- [Items from a dataset]:
┌──

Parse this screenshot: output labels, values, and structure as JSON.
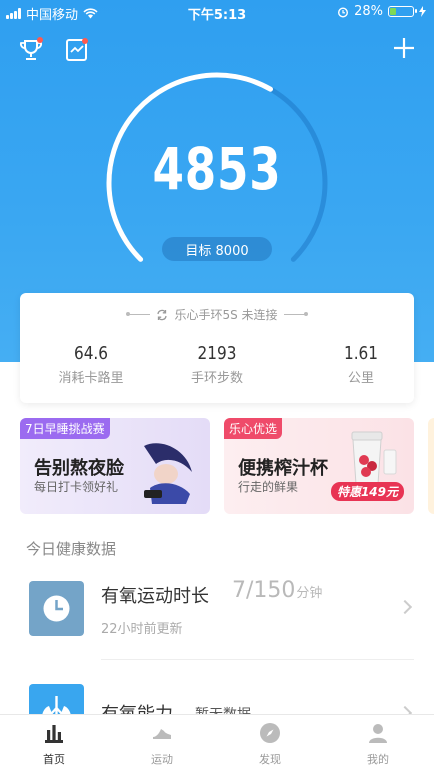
{
  "status_bar": {
    "carrier": "中国移动",
    "time": "下午5:13",
    "battery": "28%",
    "battery_level": 0.28
  },
  "steps": {
    "count": "4853",
    "goal_label": "目标 8000",
    "progress": 0.61
  },
  "device": {
    "status": "乐心手环5S 未连接"
  },
  "metrics": [
    {
      "value": "64.6",
      "label": "消耗卡路里"
    },
    {
      "value": "2193",
      "label": "手环步数"
    },
    {
      "value": "1.61",
      "label": "公里"
    }
  ],
  "banners": [
    {
      "tag": "7日早睡挑战赛",
      "title": "告别熬夜脸",
      "subtitle": "每日打卡领好礼"
    },
    {
      "tag": "乐心优选",
      "title": "便携榨汁杯",
      "subtitle": "行走的鲜果",
      "price": "特惠149元"
    }
  ],
  "section_title": "今日健康数据",
  "health_rows": [
    {
      "title": "有氧运动时长",
      "value": "7/150",
      "unit": "分钟",
      "subtitle": "22小时前更新"
    },
    {
      "title": "有氧能力",
      "value": "暂无数据"
    }
  ],
  "tabs": [
    {
      "label": "首页",
      "icon": "home-chart-icon",
      "active": true
    },
    {
      "label": "运动",
      "icon": "shoe-icon",
      "active": false
    },
    {
      "label": "发现",
      "icon": "compass-icon",
      "active": false
    },
    {
      "label": "我的",
      "icon": "person-icon",
      "active": false
    }
  ],
  "colors": {
    "hero_blue": "#3aa7f2",
    "accent_red": "#ff5a4e",
    "battery_green": "#7ed957"
  }
}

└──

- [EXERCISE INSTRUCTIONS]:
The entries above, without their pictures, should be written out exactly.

- [RESPONSE AREA]:
Parse this screenshot: output labels, values, and structure as JSON.
{
  "status_bar": {
    "carrier": "中国移动",
    "time": "下午5:13",
    "battery": "28%",
    "battery_level": 0.28
  },
  "steps": {
    "count": "4853",
    "goal_label": "目标 8000",
    "progress": 0.61
  },
  "device": {
    "status": "乐心手环5S 未连接"
  },
  "metrics": [
    {
      "value": "64.6",
      "label": "消耗卡路里"
    },
    {
      "value": "2193",
      "label": "手环步数"
    },
    {
      "value": "1.61",
      "label": "公里"
    }
  ],
  "banners": [
    {
      "tag": "7日早睡挑战赛",
      "title": "告别熬夜脸",
      "subtitle": "每日打卡领好礼"
    },
    {
      "tag": "乐心优选",
      "title": "便携榨汁杯",
      "subtitle": "行走的鲜果",
      "price": "特惠149元"
    }
  ],
  "section_title": "今日健康数据",
  "health_rows": [
    {
      "title": "有氧运动时长",
      "value": "7/150",
      "unit": "分钟",
      "subtitle": "22小时前更新"
    },
    {
      "title": "有氧能力",
      "value": "暂无数据"
    }
  ],
  "tabs": [
    {
      "label": "首页",
      "icon": "home-chart-icon",
      "active": true
    },
    {
      "label": "运动",
      "icon": "shoe-icon",
      "active": false
    },
    {
      "label": "发现",
      "icon": "compass-icon",
      "active": false
    },
    {
      "label": "我的",
      "icon": "person-icon",
      "active": false
    }
  ],
  "colors": {
    "hero_blue": "#3aa7f2",
    "accent_red": "#ff5a4e",
    "battery_green": "#7ed957"
  }
}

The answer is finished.